The Vikings didn’t waste much time trying to move on from Teddy Bridgewater’s devastating knee injury, announcing Saturday — four days later — that they have traded for Sam Bradford. The reported price — a first-round pick next year and a fourth-round pick in 2018 — sounds pretty steep, especially two days after GM Rick Spielman said he wouldn’t make a move that would jeopardize the franchise’s future. Two picks aren’t the entire future, but they are a part of it.
Regardless, it was certainly one thing; bold. It’s potentially more than a stopgap measure, and it’s potentially one that restores the Vikings’ lofty aspirations in the short-term. Just what are the Vikings getting in Bradford, who will turn 29 on Election Day? Here are five things to know about him:
1) He was the No. 1 overall pick out of Oklahoma in 2010. Yes, that means he was (briefly) a college teammate of Adrian Peterson. It also mean he was once judged as the best prospect in all of college football. No. 1 overall picks who are QBs tend to have a pretty good track record. Quarterbacks have been chosen No. 1 overall 13 times in the last 20 drafts. Bradford probably falls somewhere in the middle of those selections — nowhere near a bust like JaMarcus Russell (2007) and nowhere near the first-ballot Hall of Famer like Peyton Manning. He’s one of eight No. 1 overall QB picks who figures to start at least the majority of his team’s games this season if healthy. The other seven: Carson Palmer, Eli Manning, Alex Smith, Matthew Stafford, Cam Newton Andrew Luck and Jameis Winston. That’s pretty good company.
2) The scariest part of this trade from a Vikings standpoint is that Bradford has had his own injury problems in the past. I talked earlier this week to Joe Banner, a former Eagles executive (though not during Bradford’s time there) and he stressed the importance of the Vikings getting a durable replacement.
Bradford had a shoulder injury that limited him to just three games in his final college season. After a strong rookie year in which he started all 16 games, Bradford missed six games with an ankle sprain in his second season, 2011. He tore his left ACL midway through the 2013 season and re-tore in the 2014 preseason, causing him to miss 25 regular-season games combined between the two years. And he missed two games last season with the Eagles due to injuries. That’s 33 missed games in his first six seasons in the NFL — more than one-third of the possible games.

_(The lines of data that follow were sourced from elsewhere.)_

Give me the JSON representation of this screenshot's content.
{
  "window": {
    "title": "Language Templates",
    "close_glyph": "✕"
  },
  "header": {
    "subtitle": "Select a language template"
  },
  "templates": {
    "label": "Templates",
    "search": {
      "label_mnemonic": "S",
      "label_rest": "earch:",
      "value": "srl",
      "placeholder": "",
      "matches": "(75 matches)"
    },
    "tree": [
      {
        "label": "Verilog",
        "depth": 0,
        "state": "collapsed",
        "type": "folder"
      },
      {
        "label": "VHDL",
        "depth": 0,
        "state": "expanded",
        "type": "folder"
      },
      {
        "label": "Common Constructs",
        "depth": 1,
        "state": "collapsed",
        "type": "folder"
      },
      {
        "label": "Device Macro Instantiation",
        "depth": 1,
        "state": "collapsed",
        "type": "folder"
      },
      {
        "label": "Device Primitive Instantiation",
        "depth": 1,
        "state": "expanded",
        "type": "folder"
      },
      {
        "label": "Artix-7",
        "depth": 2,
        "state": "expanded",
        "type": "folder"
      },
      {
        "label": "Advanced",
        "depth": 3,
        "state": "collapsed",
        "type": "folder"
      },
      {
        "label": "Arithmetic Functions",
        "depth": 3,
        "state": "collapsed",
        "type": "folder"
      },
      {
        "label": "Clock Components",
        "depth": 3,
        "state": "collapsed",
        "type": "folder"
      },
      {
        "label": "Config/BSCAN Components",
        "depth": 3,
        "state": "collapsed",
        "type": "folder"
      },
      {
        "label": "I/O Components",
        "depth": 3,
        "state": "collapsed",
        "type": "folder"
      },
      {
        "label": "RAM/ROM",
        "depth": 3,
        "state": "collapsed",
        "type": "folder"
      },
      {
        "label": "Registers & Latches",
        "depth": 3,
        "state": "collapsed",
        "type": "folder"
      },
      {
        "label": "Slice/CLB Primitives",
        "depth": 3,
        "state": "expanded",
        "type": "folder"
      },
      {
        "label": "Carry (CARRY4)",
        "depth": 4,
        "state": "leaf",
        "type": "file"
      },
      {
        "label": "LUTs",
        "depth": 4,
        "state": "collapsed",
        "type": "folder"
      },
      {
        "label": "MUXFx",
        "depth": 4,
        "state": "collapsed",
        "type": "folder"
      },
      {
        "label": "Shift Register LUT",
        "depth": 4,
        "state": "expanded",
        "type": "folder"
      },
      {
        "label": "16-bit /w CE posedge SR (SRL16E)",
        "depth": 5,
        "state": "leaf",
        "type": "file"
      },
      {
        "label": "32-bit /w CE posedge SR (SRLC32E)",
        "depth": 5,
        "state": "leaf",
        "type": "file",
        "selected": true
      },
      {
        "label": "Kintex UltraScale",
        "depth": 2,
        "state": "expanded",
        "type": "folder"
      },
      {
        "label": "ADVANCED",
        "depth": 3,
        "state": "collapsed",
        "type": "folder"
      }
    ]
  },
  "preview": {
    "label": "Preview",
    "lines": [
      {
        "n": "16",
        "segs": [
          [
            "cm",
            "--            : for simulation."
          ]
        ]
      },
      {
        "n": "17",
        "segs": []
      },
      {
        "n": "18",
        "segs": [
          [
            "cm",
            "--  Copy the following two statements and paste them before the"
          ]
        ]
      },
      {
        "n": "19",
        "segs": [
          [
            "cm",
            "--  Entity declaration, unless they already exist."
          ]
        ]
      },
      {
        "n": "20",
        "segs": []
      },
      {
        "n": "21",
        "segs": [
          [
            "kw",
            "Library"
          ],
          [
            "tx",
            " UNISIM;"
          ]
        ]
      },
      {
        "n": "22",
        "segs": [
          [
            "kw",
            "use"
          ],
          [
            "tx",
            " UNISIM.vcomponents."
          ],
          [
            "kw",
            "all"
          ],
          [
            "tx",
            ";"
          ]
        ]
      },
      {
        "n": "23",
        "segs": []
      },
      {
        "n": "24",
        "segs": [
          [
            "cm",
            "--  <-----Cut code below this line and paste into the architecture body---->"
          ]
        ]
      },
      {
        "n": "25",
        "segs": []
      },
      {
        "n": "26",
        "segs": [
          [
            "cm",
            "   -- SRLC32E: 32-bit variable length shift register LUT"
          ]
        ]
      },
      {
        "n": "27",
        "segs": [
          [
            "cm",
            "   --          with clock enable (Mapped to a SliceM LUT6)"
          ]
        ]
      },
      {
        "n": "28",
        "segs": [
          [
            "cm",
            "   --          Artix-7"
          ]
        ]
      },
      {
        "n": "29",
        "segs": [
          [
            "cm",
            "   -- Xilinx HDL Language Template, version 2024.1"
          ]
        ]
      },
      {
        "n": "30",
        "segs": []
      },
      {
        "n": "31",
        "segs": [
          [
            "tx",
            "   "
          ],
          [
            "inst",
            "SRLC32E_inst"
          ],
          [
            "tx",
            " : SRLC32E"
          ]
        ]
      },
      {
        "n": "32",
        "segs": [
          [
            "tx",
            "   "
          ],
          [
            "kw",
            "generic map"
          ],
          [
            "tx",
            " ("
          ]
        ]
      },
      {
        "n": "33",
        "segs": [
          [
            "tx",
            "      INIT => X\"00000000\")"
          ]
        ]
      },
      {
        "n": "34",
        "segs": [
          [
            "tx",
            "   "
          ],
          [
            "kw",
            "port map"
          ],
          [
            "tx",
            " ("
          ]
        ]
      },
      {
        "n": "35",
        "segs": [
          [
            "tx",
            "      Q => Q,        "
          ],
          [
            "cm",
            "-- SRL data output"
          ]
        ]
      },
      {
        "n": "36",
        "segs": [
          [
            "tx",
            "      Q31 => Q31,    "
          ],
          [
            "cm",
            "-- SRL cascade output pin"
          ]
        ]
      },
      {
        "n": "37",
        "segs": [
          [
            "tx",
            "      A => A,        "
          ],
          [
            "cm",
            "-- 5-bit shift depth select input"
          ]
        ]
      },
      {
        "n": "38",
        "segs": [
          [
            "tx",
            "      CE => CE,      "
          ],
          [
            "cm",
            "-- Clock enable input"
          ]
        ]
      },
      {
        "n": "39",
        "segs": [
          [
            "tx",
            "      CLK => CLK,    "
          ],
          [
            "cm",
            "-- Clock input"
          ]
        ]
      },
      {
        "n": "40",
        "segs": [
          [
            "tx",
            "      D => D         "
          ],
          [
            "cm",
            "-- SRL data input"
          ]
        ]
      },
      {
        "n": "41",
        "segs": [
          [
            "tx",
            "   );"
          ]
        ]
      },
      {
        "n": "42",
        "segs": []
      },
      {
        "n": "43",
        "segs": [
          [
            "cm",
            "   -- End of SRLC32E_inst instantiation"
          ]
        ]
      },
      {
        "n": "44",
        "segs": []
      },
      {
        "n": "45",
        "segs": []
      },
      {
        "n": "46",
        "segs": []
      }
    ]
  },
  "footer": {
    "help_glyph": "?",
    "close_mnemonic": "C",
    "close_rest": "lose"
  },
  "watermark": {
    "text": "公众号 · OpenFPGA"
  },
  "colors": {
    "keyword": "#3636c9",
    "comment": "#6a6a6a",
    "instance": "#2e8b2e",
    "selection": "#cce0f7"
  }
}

3) Overall, though, Bradford was pretty good in 2015 with the Eagles. He started 14 games and threw for 3,725 yards while completing 65 percent of his passes. Pro Football Focus had him graded as the No. 12 QB in the NFL last season (one spot ahead of Bridgewater, who they had 13). PFF also noted that Bradford led the NFL in adjusted completion percentage vs. pressure, something that could be important given the pressure he figures to face behind the Vikings’ still-in-question offensive line.
4) Bradford has a two-year contract, a fact that could mean a lot of things. It’s tough not to speculate that it could mean the Vikings fear Bridgewater won’t be ready in 2017. At the very least, it means they have a viable option this year and beyond.
5) The knock on Bradford is inconsistency, and playing in yet another offensive system will be an interesting adjustment. Still, what Vikings fans should expect — assuming of course that Bradford stays healthy — is a quarterback who is good on short passes and is surprisingly accurate on really deep throws. He’s not as great in the 15-30 yard range, so again we’ll see how that works with Norv Turner’s system. The bottom line is the Vikings have given themselves a chance to be contenders, but a lot has to go right with Bradford for that to be the case. Then again, the same could be said for late replacements in 1998 (Randall Cunningham) and 2009 (Brett Favre). If this season is anything like those (minus, you know, the crushing NFC title game heartbreak), this trade will have been more than worth it.